I finally got my passport in time for the spring 2014 semester, and was excited to finally leave Zambia after 19 years. This was my first time travelling alone, and since then, I have travelled many times alone. As someone who enjoys travelling, I was ready to get out and explore the world as much as possible. I knew, however, that I would face many obstacles as a Sri Lankan passport holder as most of the countries I wanted to travel to require a visa. On top of that, going through airport security is the most frightening experience for me. You may think it is all in my head, but have you ever been randomly selected for an extra security check in an airport? Have you ever almost been arrested in an airport due to the the unprofessional conduct of an immigration officer? Have you spent 24 hours in a foreign country with no visa because the airline overbooked your flight and only holders of American and UK passports were transferred to other airlines? I can answer yes to all the above, and all of it happened in a matter of 24 hours.

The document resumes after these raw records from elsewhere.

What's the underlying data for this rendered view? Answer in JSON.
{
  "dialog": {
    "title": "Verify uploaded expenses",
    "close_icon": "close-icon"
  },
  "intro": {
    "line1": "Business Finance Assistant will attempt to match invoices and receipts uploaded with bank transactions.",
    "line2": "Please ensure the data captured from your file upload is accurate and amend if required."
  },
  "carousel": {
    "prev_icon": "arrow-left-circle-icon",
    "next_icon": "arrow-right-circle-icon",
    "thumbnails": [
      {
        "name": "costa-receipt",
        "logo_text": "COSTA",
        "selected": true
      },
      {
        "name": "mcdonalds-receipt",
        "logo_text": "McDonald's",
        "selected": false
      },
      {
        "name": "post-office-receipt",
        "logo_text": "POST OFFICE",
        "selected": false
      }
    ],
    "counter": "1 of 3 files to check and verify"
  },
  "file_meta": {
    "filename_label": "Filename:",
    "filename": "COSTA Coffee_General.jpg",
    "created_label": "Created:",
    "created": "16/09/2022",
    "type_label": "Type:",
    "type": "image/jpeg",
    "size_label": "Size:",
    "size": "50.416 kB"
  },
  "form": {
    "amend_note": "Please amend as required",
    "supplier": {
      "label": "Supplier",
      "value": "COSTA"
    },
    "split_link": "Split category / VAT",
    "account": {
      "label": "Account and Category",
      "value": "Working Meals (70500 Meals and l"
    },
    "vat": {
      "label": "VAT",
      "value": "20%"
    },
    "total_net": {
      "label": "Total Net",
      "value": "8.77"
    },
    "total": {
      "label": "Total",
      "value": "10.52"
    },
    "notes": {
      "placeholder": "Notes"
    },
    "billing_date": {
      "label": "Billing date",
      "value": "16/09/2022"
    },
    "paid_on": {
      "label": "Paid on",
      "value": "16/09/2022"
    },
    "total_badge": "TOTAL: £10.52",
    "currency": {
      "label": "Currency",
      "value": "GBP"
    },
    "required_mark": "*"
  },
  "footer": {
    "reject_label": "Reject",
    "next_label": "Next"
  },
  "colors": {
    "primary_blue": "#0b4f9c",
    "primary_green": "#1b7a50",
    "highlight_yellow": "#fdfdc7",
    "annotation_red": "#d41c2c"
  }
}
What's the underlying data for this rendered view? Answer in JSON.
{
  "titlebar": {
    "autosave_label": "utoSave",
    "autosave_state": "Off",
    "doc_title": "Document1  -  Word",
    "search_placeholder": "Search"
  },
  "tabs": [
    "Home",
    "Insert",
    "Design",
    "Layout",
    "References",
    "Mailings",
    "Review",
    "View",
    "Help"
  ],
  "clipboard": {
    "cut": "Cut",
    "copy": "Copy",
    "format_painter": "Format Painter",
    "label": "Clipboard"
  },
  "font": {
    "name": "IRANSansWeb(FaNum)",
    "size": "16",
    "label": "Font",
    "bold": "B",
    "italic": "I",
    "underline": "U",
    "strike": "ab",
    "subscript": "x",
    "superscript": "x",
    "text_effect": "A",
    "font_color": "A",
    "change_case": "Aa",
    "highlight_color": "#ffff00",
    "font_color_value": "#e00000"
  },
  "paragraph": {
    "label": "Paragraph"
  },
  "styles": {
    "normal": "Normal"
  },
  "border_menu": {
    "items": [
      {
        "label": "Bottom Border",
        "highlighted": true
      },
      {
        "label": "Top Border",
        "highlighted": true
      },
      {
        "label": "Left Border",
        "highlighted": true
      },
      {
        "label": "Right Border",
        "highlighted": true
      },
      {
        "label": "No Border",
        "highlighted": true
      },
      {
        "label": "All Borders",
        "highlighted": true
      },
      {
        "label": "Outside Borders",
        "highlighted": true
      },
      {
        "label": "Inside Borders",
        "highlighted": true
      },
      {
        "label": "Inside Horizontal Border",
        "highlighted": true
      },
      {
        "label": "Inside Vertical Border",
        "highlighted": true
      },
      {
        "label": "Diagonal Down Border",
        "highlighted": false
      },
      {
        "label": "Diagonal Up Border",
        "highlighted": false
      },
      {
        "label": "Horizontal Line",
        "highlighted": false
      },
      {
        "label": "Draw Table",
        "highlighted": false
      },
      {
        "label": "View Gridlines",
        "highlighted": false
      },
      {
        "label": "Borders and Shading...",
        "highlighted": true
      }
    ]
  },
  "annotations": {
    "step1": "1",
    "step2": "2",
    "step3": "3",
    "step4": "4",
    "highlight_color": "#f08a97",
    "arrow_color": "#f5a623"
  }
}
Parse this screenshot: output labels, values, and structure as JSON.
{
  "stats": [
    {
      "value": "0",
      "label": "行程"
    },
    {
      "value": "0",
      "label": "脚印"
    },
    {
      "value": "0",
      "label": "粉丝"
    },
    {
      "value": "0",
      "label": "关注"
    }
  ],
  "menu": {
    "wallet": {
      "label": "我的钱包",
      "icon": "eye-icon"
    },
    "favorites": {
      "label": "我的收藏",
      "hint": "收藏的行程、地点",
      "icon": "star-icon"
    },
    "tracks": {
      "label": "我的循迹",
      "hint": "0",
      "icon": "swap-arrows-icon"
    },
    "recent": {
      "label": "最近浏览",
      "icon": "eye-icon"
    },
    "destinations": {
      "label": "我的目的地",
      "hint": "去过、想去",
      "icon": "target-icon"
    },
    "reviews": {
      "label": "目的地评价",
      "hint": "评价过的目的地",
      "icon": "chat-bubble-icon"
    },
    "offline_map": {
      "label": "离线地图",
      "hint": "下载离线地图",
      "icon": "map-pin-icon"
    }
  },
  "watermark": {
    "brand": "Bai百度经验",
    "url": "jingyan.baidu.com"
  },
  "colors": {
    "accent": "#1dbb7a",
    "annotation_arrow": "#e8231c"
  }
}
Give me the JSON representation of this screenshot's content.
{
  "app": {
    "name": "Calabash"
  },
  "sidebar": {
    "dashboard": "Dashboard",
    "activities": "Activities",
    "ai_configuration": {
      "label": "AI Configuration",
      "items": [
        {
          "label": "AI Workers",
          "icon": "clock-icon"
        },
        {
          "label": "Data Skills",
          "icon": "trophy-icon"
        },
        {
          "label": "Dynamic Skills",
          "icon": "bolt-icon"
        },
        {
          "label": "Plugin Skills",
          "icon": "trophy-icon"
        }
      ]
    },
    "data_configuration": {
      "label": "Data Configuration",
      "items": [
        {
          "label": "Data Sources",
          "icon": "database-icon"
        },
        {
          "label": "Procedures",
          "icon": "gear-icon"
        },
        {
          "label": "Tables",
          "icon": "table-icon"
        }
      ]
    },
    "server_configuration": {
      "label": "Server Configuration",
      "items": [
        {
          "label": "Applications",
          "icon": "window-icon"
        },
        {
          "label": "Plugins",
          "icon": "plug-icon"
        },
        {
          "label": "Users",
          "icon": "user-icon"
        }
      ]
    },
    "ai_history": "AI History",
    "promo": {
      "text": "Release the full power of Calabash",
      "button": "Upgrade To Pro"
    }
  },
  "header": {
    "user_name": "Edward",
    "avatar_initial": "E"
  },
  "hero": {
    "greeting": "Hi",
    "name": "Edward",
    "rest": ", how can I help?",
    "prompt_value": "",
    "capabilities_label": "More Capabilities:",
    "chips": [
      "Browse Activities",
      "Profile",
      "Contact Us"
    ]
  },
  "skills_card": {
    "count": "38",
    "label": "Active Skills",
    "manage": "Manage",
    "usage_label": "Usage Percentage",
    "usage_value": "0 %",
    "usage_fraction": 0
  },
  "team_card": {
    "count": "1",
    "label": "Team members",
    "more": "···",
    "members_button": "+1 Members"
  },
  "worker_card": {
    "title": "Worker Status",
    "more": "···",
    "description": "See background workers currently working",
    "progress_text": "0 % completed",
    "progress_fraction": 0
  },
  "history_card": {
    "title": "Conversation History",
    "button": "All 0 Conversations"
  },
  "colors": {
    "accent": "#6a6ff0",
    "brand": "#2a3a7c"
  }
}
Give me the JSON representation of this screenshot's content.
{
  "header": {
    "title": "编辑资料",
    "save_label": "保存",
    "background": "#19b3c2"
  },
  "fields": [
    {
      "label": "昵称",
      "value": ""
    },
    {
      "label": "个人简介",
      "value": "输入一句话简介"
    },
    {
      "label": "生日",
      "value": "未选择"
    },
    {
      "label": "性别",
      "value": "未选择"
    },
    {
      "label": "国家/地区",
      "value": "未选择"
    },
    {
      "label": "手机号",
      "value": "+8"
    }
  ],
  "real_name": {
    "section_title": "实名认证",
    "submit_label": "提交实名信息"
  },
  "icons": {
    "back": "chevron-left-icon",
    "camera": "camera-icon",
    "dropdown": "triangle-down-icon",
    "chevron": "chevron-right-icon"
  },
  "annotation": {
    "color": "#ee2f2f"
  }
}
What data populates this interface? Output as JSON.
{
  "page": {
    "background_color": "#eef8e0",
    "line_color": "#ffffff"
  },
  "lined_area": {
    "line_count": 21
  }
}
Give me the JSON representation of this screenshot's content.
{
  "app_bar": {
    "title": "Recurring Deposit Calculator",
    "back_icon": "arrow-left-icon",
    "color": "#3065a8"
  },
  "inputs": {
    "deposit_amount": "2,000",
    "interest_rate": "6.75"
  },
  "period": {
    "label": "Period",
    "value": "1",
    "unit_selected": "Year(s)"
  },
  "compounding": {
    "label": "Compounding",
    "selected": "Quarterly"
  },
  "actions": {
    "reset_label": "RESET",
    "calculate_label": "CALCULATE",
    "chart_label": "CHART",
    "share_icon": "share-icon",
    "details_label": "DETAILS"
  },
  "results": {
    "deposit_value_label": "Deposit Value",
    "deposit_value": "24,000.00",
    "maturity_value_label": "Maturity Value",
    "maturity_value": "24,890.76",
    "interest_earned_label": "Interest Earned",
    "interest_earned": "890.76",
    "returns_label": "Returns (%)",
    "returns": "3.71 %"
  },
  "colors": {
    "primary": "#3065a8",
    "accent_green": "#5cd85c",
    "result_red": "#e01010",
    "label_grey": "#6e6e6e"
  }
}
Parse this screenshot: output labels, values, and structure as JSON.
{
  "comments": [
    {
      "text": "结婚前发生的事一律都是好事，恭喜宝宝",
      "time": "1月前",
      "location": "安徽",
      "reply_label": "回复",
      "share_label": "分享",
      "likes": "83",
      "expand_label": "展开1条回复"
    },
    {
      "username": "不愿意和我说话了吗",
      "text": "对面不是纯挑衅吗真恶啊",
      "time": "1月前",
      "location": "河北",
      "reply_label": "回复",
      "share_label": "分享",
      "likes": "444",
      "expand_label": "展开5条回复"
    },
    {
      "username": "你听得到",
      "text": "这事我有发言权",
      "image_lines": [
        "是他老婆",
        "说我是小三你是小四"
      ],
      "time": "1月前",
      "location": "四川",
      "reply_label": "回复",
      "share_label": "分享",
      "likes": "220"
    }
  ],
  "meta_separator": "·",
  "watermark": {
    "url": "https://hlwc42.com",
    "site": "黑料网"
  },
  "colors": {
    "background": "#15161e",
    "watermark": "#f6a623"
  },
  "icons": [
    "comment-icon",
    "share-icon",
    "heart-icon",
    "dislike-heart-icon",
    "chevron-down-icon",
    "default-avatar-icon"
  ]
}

Whenever I get into these types of situations, I wish I had a passport from a first world country. I learned that even in third-world countries where white people are the minority, privilege is still given to white or lighter skinned individuals, and it’s even possible to be discriminated against in your own country because you have a darker skin. This kind of discrimination is referred to as colourism, where darker skinned individuals are looked down on and oppressed by lighter skinned individuals of the same race. This is something I was very aware of in Sri Lanka when I travelled with my family. My father is on the darker side of brown and is often mistaken for being black; my mother is on the fair side. My parents travelled to the US for my brother’s graduation and wedding in 2016. In the airport, one of the security officers stopped my father who was walking behind my mother. When they explained that they were together, the officer was embarrassed and let him go. This kind of profiling is something my family experiences whenever we travel abroad. When my oldest brother flies to America, he shaves his beard in fear of being profiled as a possible threat to national security.
After many experiences of discrimination while travelling, the endless paperwork for visa applications, airport nightmares and job applications, it’s easy to get angry at the world for being the way it is. It’s easy to wish you were of a different nationality and race just so you can have the same treatment as those who are privileged. I know, however, that I am blessed to have grown up in such a peaceful country as Zambia, as I could have grown up in the middle of the civil war in Sri Lanka that lasted 26 years until 2009. That alone is a privilege, as not all Tamils were given the same opportunity.
Even if it were possible to change the past, and I was born in Canada, would I still be me? Would I be able to write this article? Everything I went through in Zambia as a Tamil Sri Lankan, as a Fernando, is connected to my identity of who I am today. My history would be erased, or paradoxically, my family history as I know it, would have never happened. Instead I can ask, “What can I do today with what I have been given?” With my words I can express my thoughts with the hope that people will listen. Your nationality shouldn’t be a disadvantage; racism should never be tolerated and it is our responsibility to say something. Changing even a small part of our world can make a difference in the long run towards equality.